- [REQUIRED WORK] Could you write out the records below exactly, without omitting a line?

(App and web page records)
= Beginning of Section =

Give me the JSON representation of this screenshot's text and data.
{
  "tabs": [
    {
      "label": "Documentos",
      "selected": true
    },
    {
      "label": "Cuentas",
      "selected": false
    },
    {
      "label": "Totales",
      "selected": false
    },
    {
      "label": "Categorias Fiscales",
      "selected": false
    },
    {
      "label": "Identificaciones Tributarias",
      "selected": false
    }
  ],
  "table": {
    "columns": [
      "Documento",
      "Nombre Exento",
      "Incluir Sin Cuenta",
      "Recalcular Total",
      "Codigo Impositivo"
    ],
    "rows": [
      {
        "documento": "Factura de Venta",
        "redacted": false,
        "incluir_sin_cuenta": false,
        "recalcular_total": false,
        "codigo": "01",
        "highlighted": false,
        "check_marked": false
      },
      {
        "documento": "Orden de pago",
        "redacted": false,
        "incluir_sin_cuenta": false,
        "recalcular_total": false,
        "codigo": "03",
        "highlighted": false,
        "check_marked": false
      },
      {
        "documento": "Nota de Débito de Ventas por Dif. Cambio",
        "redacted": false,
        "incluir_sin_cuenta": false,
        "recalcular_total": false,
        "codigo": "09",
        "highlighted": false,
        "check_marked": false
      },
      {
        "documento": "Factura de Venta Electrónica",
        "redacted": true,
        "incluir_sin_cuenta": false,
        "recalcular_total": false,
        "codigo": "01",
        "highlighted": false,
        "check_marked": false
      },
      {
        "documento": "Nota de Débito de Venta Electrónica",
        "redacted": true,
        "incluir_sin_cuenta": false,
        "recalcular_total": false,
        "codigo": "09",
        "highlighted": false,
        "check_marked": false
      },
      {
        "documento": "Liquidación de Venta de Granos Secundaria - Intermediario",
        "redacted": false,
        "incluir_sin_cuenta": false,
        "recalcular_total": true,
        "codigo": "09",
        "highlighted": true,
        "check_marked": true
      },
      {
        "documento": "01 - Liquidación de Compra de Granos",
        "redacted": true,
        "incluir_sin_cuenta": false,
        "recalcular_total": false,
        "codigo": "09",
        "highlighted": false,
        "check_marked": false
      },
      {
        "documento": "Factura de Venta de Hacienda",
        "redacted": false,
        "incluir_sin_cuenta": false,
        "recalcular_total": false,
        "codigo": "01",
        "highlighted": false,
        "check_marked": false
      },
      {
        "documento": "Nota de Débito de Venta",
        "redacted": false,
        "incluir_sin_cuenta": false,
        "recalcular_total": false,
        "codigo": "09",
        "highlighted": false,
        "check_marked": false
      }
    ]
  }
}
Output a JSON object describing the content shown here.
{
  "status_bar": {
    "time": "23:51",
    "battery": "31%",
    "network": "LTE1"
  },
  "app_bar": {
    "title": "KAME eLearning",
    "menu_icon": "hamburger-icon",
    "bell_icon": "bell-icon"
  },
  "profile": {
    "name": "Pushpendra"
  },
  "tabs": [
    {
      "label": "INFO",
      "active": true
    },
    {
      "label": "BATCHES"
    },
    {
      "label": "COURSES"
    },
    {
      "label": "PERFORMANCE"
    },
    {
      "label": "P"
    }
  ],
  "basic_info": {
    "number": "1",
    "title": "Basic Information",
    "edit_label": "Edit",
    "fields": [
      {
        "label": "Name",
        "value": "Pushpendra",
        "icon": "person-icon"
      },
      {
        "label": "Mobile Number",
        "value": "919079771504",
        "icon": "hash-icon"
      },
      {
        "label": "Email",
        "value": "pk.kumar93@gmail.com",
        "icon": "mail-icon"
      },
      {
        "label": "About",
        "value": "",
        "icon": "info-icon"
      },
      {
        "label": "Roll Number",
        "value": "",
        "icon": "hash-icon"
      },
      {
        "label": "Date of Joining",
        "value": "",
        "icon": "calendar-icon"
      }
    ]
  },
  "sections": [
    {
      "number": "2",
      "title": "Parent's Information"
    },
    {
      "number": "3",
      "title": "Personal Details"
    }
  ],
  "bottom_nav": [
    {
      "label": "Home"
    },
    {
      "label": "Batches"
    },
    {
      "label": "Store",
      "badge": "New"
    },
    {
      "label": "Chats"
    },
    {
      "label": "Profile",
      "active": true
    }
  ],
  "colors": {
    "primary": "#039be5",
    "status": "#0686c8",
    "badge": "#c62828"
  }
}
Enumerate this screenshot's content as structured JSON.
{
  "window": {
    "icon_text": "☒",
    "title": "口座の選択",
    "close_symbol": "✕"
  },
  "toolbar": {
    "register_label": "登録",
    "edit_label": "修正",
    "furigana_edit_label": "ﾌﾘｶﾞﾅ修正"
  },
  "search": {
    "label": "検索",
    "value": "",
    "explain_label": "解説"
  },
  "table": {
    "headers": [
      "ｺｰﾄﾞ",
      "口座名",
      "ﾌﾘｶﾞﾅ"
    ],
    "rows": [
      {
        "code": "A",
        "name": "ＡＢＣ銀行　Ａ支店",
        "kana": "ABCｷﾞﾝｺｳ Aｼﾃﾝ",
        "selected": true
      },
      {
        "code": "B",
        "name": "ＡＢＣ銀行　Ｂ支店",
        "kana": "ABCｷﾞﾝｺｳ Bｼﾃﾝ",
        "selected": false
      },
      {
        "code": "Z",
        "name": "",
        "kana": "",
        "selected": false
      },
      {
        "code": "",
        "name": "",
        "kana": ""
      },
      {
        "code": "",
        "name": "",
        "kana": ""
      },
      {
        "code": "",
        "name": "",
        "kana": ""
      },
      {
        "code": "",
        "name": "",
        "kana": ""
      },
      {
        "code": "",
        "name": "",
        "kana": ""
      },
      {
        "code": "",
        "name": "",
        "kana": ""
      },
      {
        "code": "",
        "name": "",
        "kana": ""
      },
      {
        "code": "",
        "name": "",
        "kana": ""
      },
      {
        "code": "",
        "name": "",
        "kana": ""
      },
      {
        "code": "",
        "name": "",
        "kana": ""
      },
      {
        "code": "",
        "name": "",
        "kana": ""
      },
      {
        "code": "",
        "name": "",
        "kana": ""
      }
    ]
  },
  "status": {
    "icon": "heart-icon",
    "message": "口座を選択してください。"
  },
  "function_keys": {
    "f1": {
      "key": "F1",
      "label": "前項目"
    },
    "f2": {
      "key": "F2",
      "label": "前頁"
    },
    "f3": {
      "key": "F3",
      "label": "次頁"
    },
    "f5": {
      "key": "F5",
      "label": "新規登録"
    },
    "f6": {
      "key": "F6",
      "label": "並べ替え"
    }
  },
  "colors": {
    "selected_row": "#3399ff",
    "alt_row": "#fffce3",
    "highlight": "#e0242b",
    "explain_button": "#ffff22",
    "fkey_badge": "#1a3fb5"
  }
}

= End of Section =

- [REPLY]
Give me the JSON representation of this screenshot's text and data.
{
  "tabs": [
    {
      "label": "Documentos",
      "selected": true
    },
    {
      "label": "Cuentas",
      "selected": false
    },
    {
      "label": "Totales",
      "selected": false
    },
    {
      "label": "Categorias Fiscales",
      "selected": false
    },
    {
      "label": "Identificaciones Tributarias",
      "selected": false
    }
  ],
  "table": {
    "columns": [
      "Documento",
      "Nombre Exento",
      "Incluir Sin Cuenta",
      "Recalcular Total",
      "Codigo Impositivo"
    ],
    "rows": [
      {
        "documento": "Factura de Venta",
        "redacted": false,
        "incluir_sin_cuenta": false,
        "recalcular_total": false,
        "codigo": "01",
        "highlighted": false,
        "check_marked": false
      },
      {
        "documento": "Orden de pago",
        "redacted": false,
        "incluir_sin_cuenta": false,
        "recalcular_total": false,
        "codigo": "03",
        "highlighted": false,
        "check_marked": false
      },
      {
        "documento": "Nota de Débito de Ventas por Dif. Cambio",
        "redacted": false,
        "incluir_sin_cuenta": false,
        "recalcular_total": false,
        "codigo": "09",
        "highlighted": false,
        "check_marked": false
      },
      {
        "documento": "Factura de Venta Electrónica",
        "redacted": true,
        "incluir_sin_cuenta": false,
        "recalcular_total": false,
        "codigo": "01",
        "highlighted": false,
        "check_marked": false
      },
      {
        "documento": "Nota de Débito de Venta Electrónica",
        "redacted": true,
        "incluir_sin_cuenta": false,
        "recalcular_total": false,
        "codigo": "09",
        "highlighted": false,
        "check_marked": false
      },
      {
        "documento": "Liquidación de Venta de Granos Secundaria - Intermediario",
        "redacted": false,
        "incluir_sin_cuenta": false,
        "recalcular_total": true,
        "codigo": "09",
        "highlighted": true,
        "check_marked": true
      },
      {
        "documento": "01 - Liquidación de Compra de Granos",
        "redacted": true,
        "incluir_sin_cuenta": false,
        "recalcular_total": false,
        "codigo": "09",
        "highlighted": false,
        "check_marked": false
      },
      {
        "documento": "Factura de Venta de Hacienda",
        "redacted": false,
        "incluir_sin_cuenta": false,
        "recalcular_total": false,
        "codigo": "01",
        "highlighted": false,
        "check_marked": false
      },
      {
        "documento": "Nota de Débito de Venta",
        "redacted": false,
        "incluir_sin_cuenta": false,
        "recalcular_total": false,
        "codigo": "09",
        "highlighted": false,
        "check_marked": false
      }
    ]
  }
}
Output a JSON object describing the content shown here.
{
  "status_bar": {
    "time": "23:51",
    "battery": "31%",
    "network": "LTE1"
  },
  "app_bar": {
    "title": "KAME eLearning",
    "menu_icon": "hamburger-icon",
    "bell_icon": "bell-icon"
  },
  "profile": {
    "name": "Pushpendra"
  },
  "tabs": [
    {
      "label": "INFO",
      "active": true
    },
    {
      "label": "BATCHES"
    },
    {
      "label": "COURSES"
    },
    {
      "label": "PERFORMANCE"
    },
    {
      "label": "P"
    }
  ],
  "basic_info": {
    "number": "1",
    "title": "Basic Information",
    "edit_label": "Edit",
    "fields": [
      {
        "label": "Name",
        "value": "Pushpendra",
        "icon": "person-icon"
      },
      {
        "label": "Mobile Number",
        "value": "919079771504",
        "icon": "hash-icon"
      },
      {
        "label": "Email",
        "value": "pk.kumar93@gmail.com",
        "icon": "mail-icon"
      },
      {
        "label": "About",
        "value": "",
        "icon": "info-icon"
      },
      {
        "label": "Roll Number",
        "value": "",
        "icon": "hash-icon"
      },
      {
        "label": "Date of Joining",
        "value": "",
        "icon": "calendar-icon"
      }
    ]
  },
  "sections": [
    {
      "number": "2",
      "title": "Parent's Information"
    },
    {
      "number": "3",
      "title": "Personal Details"
    }
  ],
  "bottom_nav": [
    {
      "label": "Home"
    },
    {
      "label": "Batches"
    },
    {
      "label": "Store",
      "badge": "New"
    },
    {
      "label": "Chats"
    },
    {
      "label": "Profile",
      "active": true
    }
  ],
  "colors": {
    "primary": "#039be5",
    "status": "#0686c8",
    "badge": "#c62828"
  }
}
Enumerate this screenshot's content as structured JSON.
{
  "window": {
    "icon_text": "☒",
    "title": "口座の選択",
    "close_symbol": "✕"
  },
  "toolbar": {
    "register_label": "登録",
    "edit_label": "修正",
    "furigana_edit_label": "ﾌﾘｶﾞﾅ修正"
  },
  "search": {
    "label": "検索",
    "value": "",
    "explain_label": "解説"
  },
  "table": {
    "headers": [
      "ｺｰﾄﾞ",
      "口座名",
      "ﾌﾘｶﾞﾅ"
    ],
    "rows": [
      {
        "code": "A",
        "name": "ＡＢＣ銀行　Ａ支店",
        "kana": "ABCｷﾞﾝｺｳ Aｼﾃﾝ",
        "selected": true
      },
      {
        "code": "B",
        "name": "ＡＢＣ銀行　Ｂ支店",
        "kana": "ABCｷﾞﾝｺｳ Bｼﾃﾝ",
        "selected": false
      },
      {
        "code": "Z",
        "name": "",
        "kana": "",
        "selected": false
      },
      {
        "code": "",
        "name": "",
        "kana": ""
      },
      {
        "code": "",
        "name": "",
        "kana": ""
      },
      {
        "code": "",
        "name": "",
        "kana": ""
      },
      {
        "code": "",
        "name": "",
        "kana": ""
      },
      {
        "code": "",
        "name": "",
        "kana": ""
      },
      {
        "code": "",
        "name": "",
        "kana": ""
      },
      {
        "code": "",
        "name": "",
        "kana": ""
      },
      {
        "code": "",
        "name": "",
        "kana": ""
      },
      {
        "code": "",
        "name": "",
        "kana": ""
      },
      {
        "code": "",
        "name": "",
        "kana": ""
      },
      {
        "code": "",
        "name": "",
        "kana": ""
      },
      {
        "code": "",
        "name": "",
        "kana": ""
      }
    ]
  },
  "status": {
    "icon": "heart-icon",
    "message": "口座を選択してください。"
  },
  "function_keys": {
    "f1": {
      "key": "F1",
      "label": "前項目"
    },
    "f2": {
      "key": "F2",
      "label": "前頁"
    },
    "f3": {
      "key": "F3",
      "label": "次頁"
    },
    "f5": {
      "key": "F5",
      "label": "新規登録"
    },
    "f6": {
      "key": "F6",
      "label": "並べ替え"
    }
  },
  "colors": {
    "selected_row": "#3399ff",
    "alt_row": "#fffce3",
    "highlight": "#e0242b",
    "explain_button": "#ffff22",
    "fkey_badge": "#1a3fb5"
  }
}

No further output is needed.